I wanted to try to reduce the amount of plastic we use in our house. The first thing I did was look in the plastics recycling box; I found mainly food packaging, Tetra packs and milk bottles. Easy win, I thought, those milk bottles don’t have to be there.
So I signed up for a home delivery of milk in glass bottles by Scottish company who operate a rinse and return system. Maybe I’m romantic, but I liked the (perhaps nostalgic) idea of milk deliveries of my rural youth. So, every Monday night, I put out my empty bottles and before Tuesday’s breakfast, I have three glass bottles of fresh milk on my doorstep. Although I’d made the more expensive choice for the white stuff, my recycling box is less full. Environmental brownie points to me. Until …
A friend told me that in my attempt to reduce my plastic use, I might have inadvertently increased my carbon footprint.
What? It’s about the carbon embedded in the milk’s life-cycle, he said, not just in the final product.
Glass is much heavier than plastic, so my milk delivery requires bigger lorries and more fuel. So, he asserted, unless it comes from down the road (like it did when I was young), it’s bound to have caused more carbon emissions than if it were transported in plastic. Plastic bottles are also designed to be efficiently transported – their square shape means more bottles can be fitted onto one vehicle, making each delivery more efficient. I found a 2016 study concluding that plastic beats glass over its life-cycle, mainly because of glass’s energy-intensive production and transportation emissions.
I was crestfallen, at the point of giving up. How is an ordinary consumer who wants to do the right thing for the planet meant to make the right choices? Was I just jumping onto a trendy bandwagon? (The answer, sadly, is yes).
- the energy used in washing, rinsing and refilling them is low carbon; and
- they are re-used at least 20 times (on average).
So, I had to go back to my supplier and check some facts.
Firstly, their processing of the glass involves four stages, soaking at 63 degrees C, draining, pre-rinsing in hot water and rinsing with tap water. I didn’t find out whether their electricity was low carbon, but unless they shouted about it, I assumed not.
Secondly, my supplier assumed a re-use of 14 times (oops, not enough for ZWS standards), “but that allows for people who do not return the glass. A bottle could be used up to 30-40 times” they said (phew, that’s better).
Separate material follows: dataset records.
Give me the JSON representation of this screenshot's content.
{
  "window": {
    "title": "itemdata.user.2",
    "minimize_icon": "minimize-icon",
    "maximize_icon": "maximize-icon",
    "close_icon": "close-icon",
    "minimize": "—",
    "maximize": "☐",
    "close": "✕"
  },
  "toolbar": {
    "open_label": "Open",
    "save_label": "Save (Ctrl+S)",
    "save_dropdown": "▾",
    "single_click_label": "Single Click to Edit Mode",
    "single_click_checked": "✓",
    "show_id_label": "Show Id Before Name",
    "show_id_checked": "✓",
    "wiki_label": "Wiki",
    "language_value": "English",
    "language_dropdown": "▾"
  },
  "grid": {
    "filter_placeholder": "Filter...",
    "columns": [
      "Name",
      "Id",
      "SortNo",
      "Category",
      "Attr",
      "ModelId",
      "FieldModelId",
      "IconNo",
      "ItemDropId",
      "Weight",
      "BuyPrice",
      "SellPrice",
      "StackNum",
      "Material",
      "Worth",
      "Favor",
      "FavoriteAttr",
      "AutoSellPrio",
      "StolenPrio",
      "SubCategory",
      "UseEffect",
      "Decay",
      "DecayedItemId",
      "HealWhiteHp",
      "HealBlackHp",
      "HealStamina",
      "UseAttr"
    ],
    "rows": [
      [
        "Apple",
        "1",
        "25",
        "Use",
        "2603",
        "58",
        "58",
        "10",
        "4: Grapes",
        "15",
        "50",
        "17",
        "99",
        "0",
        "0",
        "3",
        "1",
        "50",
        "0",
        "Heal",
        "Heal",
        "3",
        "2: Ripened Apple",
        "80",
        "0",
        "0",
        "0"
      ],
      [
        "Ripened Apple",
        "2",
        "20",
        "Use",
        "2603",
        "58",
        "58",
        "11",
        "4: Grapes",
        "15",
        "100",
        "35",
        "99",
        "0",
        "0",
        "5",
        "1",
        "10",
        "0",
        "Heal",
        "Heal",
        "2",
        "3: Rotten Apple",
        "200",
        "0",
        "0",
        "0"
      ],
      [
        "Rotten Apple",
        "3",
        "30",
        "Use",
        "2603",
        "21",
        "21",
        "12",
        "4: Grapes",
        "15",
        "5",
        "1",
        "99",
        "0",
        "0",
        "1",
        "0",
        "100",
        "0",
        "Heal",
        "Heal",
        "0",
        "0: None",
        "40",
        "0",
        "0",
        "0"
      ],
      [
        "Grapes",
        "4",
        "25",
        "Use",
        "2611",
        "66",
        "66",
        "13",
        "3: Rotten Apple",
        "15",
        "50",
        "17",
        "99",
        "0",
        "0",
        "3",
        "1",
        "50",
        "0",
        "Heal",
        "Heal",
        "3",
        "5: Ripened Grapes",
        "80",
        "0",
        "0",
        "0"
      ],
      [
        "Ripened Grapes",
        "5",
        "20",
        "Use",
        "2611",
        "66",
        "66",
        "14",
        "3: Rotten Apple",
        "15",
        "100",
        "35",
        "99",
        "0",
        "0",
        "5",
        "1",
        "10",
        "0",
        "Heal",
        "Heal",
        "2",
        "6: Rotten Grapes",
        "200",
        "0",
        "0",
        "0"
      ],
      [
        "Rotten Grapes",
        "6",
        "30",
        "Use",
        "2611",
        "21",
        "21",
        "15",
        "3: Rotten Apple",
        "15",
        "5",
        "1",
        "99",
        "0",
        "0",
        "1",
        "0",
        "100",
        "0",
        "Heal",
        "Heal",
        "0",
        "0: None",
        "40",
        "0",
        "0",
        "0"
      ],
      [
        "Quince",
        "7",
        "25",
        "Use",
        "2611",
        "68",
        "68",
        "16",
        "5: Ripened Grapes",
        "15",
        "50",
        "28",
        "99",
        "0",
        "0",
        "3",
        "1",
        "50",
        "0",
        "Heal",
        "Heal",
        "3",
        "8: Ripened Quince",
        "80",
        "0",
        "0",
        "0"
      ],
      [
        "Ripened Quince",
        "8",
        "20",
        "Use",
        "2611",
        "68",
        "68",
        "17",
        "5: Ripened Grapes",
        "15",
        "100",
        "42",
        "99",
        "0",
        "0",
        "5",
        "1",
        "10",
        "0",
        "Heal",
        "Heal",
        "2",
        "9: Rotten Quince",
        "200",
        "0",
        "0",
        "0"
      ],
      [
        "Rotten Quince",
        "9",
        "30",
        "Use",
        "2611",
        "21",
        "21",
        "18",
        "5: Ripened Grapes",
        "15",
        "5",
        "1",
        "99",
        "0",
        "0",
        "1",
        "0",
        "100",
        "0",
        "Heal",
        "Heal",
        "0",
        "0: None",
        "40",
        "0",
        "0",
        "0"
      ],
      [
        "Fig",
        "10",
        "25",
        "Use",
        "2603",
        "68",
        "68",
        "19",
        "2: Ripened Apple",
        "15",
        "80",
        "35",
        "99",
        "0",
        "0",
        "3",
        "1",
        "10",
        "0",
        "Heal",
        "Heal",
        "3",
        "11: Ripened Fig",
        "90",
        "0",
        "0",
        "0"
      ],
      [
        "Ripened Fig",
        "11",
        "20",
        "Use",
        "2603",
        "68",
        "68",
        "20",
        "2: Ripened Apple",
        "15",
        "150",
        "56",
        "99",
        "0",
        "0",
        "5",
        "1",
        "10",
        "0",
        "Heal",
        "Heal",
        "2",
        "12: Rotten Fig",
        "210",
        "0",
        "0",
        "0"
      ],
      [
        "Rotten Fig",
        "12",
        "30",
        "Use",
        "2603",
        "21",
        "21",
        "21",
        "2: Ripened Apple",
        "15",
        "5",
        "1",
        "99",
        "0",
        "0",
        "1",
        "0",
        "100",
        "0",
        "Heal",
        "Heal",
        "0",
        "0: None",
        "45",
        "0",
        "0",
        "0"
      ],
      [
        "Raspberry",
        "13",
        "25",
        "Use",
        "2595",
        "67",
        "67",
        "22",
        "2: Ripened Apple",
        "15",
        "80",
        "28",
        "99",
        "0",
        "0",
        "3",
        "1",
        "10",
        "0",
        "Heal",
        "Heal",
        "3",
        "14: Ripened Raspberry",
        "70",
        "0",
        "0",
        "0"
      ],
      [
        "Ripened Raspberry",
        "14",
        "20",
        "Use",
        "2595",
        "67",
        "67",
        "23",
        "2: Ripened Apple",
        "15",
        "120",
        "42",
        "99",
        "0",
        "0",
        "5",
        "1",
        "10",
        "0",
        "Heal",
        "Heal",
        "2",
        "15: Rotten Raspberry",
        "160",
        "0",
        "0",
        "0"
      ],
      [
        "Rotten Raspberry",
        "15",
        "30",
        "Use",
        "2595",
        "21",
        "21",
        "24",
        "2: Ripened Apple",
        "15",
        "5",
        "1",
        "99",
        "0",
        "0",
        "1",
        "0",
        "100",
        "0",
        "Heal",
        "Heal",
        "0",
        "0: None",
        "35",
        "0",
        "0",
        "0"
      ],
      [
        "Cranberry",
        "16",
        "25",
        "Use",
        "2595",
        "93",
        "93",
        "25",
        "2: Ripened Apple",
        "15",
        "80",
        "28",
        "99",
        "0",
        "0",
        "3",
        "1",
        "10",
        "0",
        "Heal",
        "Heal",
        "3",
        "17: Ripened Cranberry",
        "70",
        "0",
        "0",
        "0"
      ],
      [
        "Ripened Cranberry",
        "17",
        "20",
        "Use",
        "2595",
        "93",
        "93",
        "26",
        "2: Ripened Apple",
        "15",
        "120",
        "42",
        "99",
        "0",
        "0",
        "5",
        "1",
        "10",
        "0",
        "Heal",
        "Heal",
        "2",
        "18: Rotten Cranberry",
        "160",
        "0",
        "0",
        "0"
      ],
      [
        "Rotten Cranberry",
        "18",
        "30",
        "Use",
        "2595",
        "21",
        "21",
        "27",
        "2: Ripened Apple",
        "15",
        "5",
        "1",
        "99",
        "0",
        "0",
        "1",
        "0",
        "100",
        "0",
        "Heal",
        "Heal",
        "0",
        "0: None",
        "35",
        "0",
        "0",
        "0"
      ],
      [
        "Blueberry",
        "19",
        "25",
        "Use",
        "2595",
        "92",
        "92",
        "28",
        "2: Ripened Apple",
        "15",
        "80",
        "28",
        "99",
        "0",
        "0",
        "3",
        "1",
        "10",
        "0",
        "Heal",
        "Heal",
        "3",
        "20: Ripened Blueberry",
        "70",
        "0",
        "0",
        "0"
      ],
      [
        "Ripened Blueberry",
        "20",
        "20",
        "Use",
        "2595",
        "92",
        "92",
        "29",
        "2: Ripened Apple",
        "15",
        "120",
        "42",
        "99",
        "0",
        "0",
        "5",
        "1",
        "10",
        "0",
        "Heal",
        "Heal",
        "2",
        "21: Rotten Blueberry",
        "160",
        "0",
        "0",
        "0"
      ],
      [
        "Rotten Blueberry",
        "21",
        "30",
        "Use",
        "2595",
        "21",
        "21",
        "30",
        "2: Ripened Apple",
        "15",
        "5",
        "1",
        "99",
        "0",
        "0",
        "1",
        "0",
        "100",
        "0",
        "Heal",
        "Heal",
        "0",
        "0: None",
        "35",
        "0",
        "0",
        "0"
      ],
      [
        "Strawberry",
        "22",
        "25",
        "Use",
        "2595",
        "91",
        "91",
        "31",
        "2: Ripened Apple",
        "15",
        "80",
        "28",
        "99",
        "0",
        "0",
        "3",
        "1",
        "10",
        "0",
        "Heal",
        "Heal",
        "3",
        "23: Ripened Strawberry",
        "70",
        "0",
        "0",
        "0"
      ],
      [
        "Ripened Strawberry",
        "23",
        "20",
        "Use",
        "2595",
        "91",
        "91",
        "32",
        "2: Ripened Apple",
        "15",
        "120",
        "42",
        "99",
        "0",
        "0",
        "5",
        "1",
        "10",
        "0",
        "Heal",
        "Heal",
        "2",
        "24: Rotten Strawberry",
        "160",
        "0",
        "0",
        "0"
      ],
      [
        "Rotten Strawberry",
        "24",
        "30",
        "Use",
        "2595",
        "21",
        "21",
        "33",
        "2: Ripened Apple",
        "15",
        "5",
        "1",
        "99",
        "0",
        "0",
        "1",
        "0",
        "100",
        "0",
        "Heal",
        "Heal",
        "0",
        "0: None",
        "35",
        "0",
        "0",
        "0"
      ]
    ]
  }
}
But the Zero Waste blog didn’t really address my friend’s point about transport, except to hint that choosing a local supplier means there would be lower transport emissions associated with delivery.
Mine was the most ‘local’ supplier I could find online. The milk came from “local farms” (they clarified that local actually meant Scottish), processed and bottled in Glasgow and sent in diesel “special VW transporters” to a distribution centre in Kirkcaldy before being delivered to my door in St Andrews (a journey of about 70 miles). That’s not exactly local.
So I am sad to conclude that until the following things happen:
- I find a more local milk supplier,
- We decarbonise the grid,
- We decarbonise transport,
- I stop drinking milk altogether (I will talk about diet in a later blog),
.. I can no longer claim the environmental brownie points of switching away from plastic.
Finding green alternatives to plastic is fraught with difficulty, particularly in our system of mass food production and transportation. My decision to use glass milk bottles was made for a different era and a different place. I’m not saying glass doesn’t work for everyone. It probably does for people living closer to where it’s made.
What I’ve learned, however, is that trying to make the greener choices is hard for the average consumer. There are limits to what individuals can realistically do, and where we sometimes need a little help and support.
And next time, I’ll be more wary of bandwagons…